Before you leave the area for good, make the short trip over to Cambridge. Located just across the Charles River from Boston, Cambridge has a unique vibe all of its own, serving up a blend of hip stores, alternative art venues, funky cafes, colorful local characters, and, thanks to its close proximity to MIT and Harvard, some of the brightest minds in the country. While poking the students is rarely encouraged, there’s plenty of fun to be had in the town’s intellectual quirkiness, none the less.
7. Visit the USS Constitution and Museum
The USS Constitution & Museum is a fun, educational experience that’s as enjoyable for adults as it is for kids. The exhibits on the War of 1812 and the Barbary War are particularly noteworthy, while the ground flow workshop is a great place to check out the talents of a team of modelers as they create incredibly intricate miniatures of the USS Constitution and other ships.
6. Sam Adams Brewery
Samuel Adams Brewery may be an adults only kind of thing, but if you’re travelling without the kids, it’s a great place to enjoy one of Boston’s most beloved contributions to the world – beer. As well as offering a great tour around the museum, a fabulous gift shop, and an insight into the ingredients and brewing process that goes into the making of Sam Adams beer, there’s also that most glorious of things- free beer samples.
5. Dine at Faneuil Hall
No trip to Boston is complete without a visit to the historic Faneuil Hall. Built in 1742, the site has witnessed some of the most historic moments in Boston’s history, including numerous rallies by Patriotic protestors. Today, it serves as one of Boston’s premium shopping and dining destinations, offering a myriad of boutiques and restaurants for you to enjoy at leisure. Once you’ve finished browsing the aisles or tucking into some fine food, take a moment to admire the architecture, which is about as impressive as you’ll find in all of Boston.
4. Admire the Art at the Institute of Contemporary Art
The Institute of Contemporary Art is set in one of the most stunning buildings you’ll find in Boston, occupying 65000 square feet-across the waterfront and offering a showstopping design of glass and metal. Even more impressive than its exterior, however, is the enthralling collection of artwork it houses, and the superb way the skylight system, column free galleries, and moveable walls allow it to be showcased. If you enjoy contemporary art, this is one place you definitely don’t want to miss.
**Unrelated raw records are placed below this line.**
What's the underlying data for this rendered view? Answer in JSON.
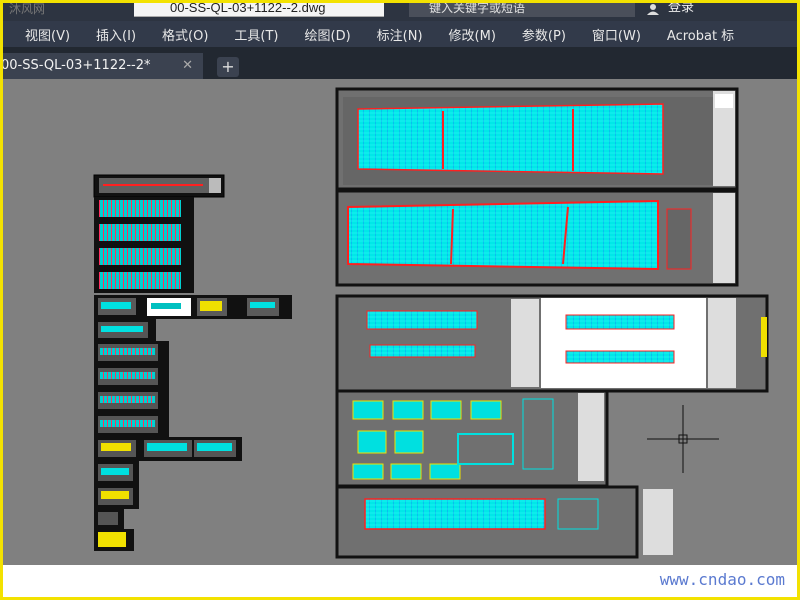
{
  "title_bar": {
    "app_logo_text": "沐风网",
    "file_title": "00-SS-QL-03+1122--2.dwg",
    "search_placeholder": "键入关键字或短语",
    "sign_in_label": "登录"
  },
  "menu": {
    "items": [
      "视图(V)",
      "插入(I)",
      "格式(O)",
      "工具(T)",
      "绘图(D)",
      "标注(N)",
      "修改(M)",
      "参数(P)",
      "窗口(W)",
      "Acrobat 标"
    ]
  },
  "tabs": {
    "active_label": "00-SS-QL-03+1122--2*",
    "close_glyph": "✕",
    "add_glyph": "+"
  },
  "watermark": {
    "text": "www.cndao.com"
  },
  "colors": {
    "canvas_bg": "#808080",
    "drawing_cyan": "#00ffff",
    "drawing_red": "#ff2020",
    "drawing_magenta": "#ff00ff",
    "drawing_yellow": "#ffff00",
    "sheet_border": "#000000",
    "outer_frame": "#f3e200"
  }
}
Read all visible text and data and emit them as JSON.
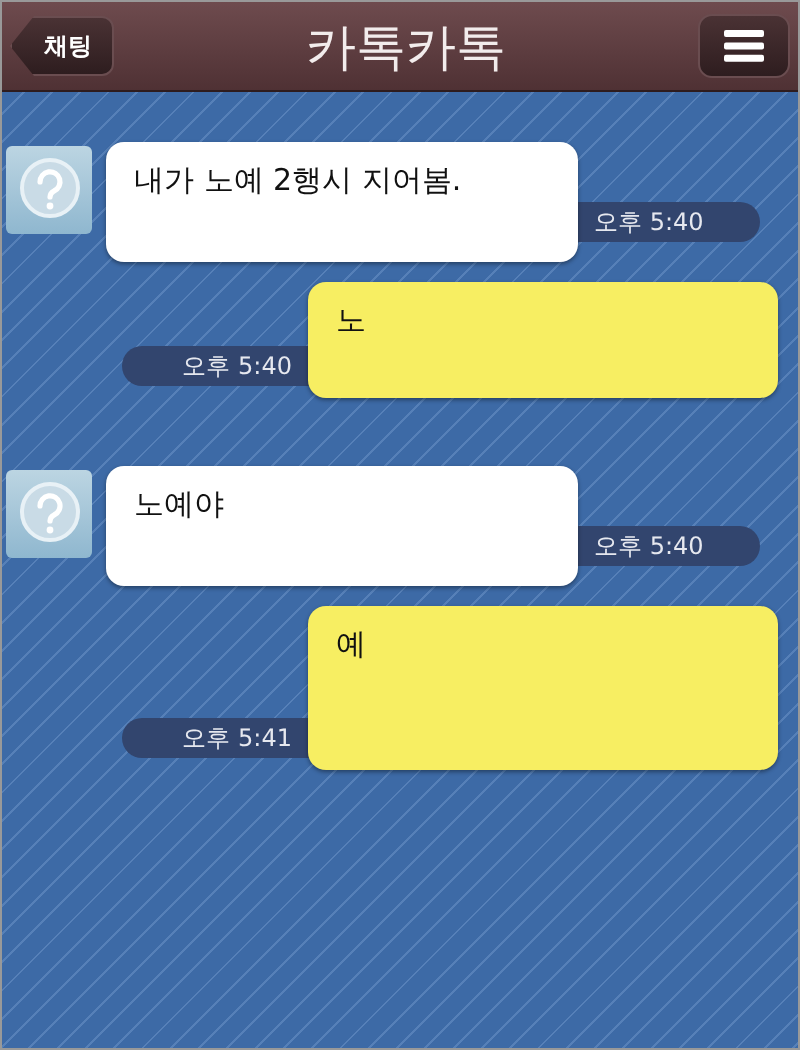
{
  "header": {
    "back_button": "채팅",
    "title": "카톡카톡"
  },
  "messages": [
    {
      "kind": "in",
      "text": "내가 노예 2행시 지어봄.",
      "time": "오후 5:40"
    },
    {
      "kind": "out",
      "text": "노",
      "time": "오후 5:40"
    },
    {
      "kind": "in",
      "text": "노예야",
      "time": "오후 5:40"
    },
    {
      "kind": "out",
      "text": "예",
      "time": "오후 5:41"
    }
  ]
}
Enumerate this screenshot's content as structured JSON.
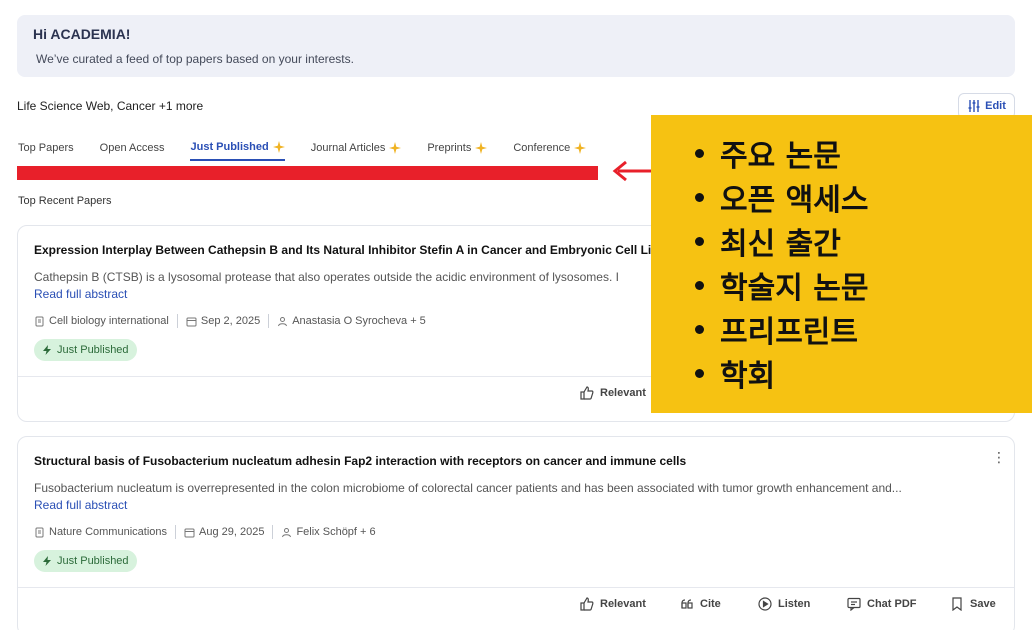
{
  "greeting": {
    "title": "Hi ACADEMIA!",
    "subtitle": "We’ve curated a feed of top papers based on your interests."
  },
  "interests": "Life Science Web, Cancer +1 more",
  "edit_label": "Edit",
  "tabs": [
    {
      "label": "Top Papers",
      "sparkle": false,
      "active": false
    },
    {
      "label": "Open Access",
      "sparkle": false,
      "active": false
    },
    {
      "label": "Just Published",
      "sparkle": true,
      "active": true
    },
    {
      "label": "Journal Articles",
      "sparkle": true,
      "active": false
    },
    {
      "label": "Preprints",
      "sparkle": true,
      "active": false
    },
    {
      "label": "Conference",
      "sparkle": true,
      "active": false
    }
  ],
  "section_label": "Top Recent Papers",
  "papers": [
    {
      "title": "Expression Interplay Between Cathepsin B and Its Natural Inhibitor Stefin A in Cancer and Embryonic Cell Lines.",
      "abstract": "Cathepsin B (CTSB) is a lysosomal protease that also operates outside the acidic environment of lysosomes. I",
      "read_more": "Read full abstract",
      "journal": "Cell biology international",
      "date": "Sep 2, 2025",
      "authors": "Anastasia O Syrocheva + 5",
      "badge": "Just Published",
      "actions": [
        "Relevant"
      ]
    },
    {
      "title": "Structural basis of Fusobacterium nucleatum adhesin Fap2 interaction with receptors on cancer and immune cells",
      "abstract": "Fusobacterium nucleatum is overrepresented in the colon microbiome of colorectal cancer patients and has been associated with tumor growth enhancement and...",
      "read_more": "Read full abstract",
      "journal": "Nature Communications",
      "date": "Aug 29, 2025",
      "authors": "Felix Schöpf + 6",
      "badge": "Just Published",
      "actions": [
        "Relevant",
        "Cite",
        "Listen",
        "Chat PDF",
        "Save"
      ]
    }
  ],
  "overlay": {
    "items": [
      "주요 논문",
      "오픈 액세스",
      "최신 출간",
      "학술지 논문",
      "프리프린트",
      "학회"
    ]
  },
  "colors": {
    "accent": "#2a4fb5",
    "red_bar": "#e8202a",
    "overlay_bg": "#f6c212",
    "badge_bg": "#d7f2dd"
  }
}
3. Visit the Boston Tea Party Ships and Museum
if you want the opportunity to recreate the Boston Tea Party, where better to do it than the Boston Tea Party Ships & Museum? The museum is a truly revolutionary experience, in more ways than one. The magnificent multi-sensory technology and knowledge Historical Interpreters bring the past to life, given you an inside look into the events of December 16, 1773 in a way you probably never thought to experience. Once you’re done soaking up history, don’t miss a quick stop at Abigail’s Tea Room and Terrace- as the museum itself says “your adventure isn’t complete without a spot of tea”.
2. Visit the African Meeting House
As one of the most important National Historic Landmarks in the nation, the African Meeting House and Museum stands in memory of Boston’s vibrant African -American community of the 19th century. The building has served at various times as a church, a school for African children, and a meeting house. Today, it offers visitors the chance to hear some of the tales of freedom through interactive exhibits and cultural programs.
1. Step into the Past on the Freedom Trail
Experience history with every step on the Freedom Trail, a 2.5 mile hike through downtown Boston that passes through 16 landmark locations that have a strong significance to the US’s past. Each of the museums, churches, meeting houses, burial grounds, parks, and historic markers you pass through will give you a glimpse into the story of the American Revolution, and the events that shaped the city into what it is today. While you’re free to walk the trail alone, those who’d rather have the option to book themselves onto a guided tour. Tours run 362 days a year at frequent intervals throughout the day.